*Try it*
Where the string "label" appears in a line of the data, show that line.

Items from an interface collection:
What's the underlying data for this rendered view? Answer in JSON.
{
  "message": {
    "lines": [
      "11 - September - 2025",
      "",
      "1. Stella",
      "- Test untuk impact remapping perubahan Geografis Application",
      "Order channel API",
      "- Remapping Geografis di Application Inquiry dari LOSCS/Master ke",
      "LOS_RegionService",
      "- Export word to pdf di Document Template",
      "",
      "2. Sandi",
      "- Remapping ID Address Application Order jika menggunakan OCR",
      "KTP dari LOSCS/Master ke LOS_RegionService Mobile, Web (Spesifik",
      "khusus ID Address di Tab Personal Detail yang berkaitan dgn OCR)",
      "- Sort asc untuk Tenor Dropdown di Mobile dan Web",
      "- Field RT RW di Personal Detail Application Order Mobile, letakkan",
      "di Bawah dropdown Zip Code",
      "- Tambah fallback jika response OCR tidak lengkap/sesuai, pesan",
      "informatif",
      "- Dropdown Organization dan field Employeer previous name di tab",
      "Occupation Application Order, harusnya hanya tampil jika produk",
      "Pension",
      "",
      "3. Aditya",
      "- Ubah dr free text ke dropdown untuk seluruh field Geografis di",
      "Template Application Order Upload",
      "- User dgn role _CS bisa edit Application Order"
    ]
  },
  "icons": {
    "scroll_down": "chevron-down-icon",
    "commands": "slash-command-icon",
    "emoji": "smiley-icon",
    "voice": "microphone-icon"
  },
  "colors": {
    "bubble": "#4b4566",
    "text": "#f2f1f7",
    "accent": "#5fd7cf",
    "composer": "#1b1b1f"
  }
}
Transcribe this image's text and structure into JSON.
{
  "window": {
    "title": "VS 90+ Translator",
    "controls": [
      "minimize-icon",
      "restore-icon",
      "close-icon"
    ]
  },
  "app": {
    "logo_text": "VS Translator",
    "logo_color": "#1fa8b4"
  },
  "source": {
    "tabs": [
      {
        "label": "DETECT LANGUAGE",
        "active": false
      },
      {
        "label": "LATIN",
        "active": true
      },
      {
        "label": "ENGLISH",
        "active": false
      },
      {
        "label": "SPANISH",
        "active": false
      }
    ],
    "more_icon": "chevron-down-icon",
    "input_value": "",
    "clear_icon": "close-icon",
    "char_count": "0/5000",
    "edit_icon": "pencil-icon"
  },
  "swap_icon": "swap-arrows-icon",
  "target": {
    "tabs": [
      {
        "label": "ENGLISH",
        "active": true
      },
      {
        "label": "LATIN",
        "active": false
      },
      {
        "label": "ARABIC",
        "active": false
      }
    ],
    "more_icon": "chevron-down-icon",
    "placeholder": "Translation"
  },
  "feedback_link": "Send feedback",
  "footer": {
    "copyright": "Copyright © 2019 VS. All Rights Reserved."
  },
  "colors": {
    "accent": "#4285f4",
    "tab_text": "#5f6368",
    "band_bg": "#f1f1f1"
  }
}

*Expected answer*
        "label": "DETECT LANGUAGE",
        "label": "LATIN",
        "label": "ENGLISH",
        "label": "SPANISH",
        "label": "ENGLISH",
        "label": "LATIN",
        "label": "ARABIC",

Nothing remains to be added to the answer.